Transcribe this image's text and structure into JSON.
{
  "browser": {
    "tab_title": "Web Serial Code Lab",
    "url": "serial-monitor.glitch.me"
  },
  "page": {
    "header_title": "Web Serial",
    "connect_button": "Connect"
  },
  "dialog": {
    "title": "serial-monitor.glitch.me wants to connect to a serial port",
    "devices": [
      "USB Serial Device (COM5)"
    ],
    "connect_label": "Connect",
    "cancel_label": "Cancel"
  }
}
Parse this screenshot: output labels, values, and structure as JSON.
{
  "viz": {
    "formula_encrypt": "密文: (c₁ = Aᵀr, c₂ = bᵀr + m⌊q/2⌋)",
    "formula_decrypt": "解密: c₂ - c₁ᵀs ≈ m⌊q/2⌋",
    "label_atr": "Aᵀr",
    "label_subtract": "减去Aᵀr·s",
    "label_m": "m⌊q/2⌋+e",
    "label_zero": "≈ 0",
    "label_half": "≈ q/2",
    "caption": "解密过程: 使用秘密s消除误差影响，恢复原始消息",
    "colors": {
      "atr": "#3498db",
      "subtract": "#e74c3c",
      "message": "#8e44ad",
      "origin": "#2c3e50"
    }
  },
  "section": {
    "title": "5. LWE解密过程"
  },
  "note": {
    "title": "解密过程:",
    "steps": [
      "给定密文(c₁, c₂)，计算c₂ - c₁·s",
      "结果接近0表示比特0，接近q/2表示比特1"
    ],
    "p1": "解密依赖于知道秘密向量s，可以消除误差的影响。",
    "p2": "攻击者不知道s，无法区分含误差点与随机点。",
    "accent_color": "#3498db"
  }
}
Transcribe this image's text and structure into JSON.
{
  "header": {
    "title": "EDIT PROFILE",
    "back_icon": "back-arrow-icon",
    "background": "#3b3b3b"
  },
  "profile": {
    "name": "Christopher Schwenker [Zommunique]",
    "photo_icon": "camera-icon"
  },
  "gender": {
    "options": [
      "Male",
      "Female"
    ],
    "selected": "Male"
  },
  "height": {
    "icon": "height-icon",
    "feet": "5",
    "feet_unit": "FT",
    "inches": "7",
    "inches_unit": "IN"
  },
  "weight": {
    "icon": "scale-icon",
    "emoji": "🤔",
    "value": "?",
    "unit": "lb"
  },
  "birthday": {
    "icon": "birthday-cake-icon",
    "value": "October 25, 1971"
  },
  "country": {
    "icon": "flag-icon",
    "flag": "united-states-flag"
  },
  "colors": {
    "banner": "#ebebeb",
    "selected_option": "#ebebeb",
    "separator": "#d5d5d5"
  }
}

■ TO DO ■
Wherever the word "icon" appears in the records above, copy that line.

■ ANSWER TO THE PROBLEM ■
    "back_icon": "back-arrow-icon",
    "photo_icon": "camera-icon"
    "icon": "height-icon",
    "icon": "scale-icon",
    "icon": "birthday-cake-icon",
    "icon": "flag-icon",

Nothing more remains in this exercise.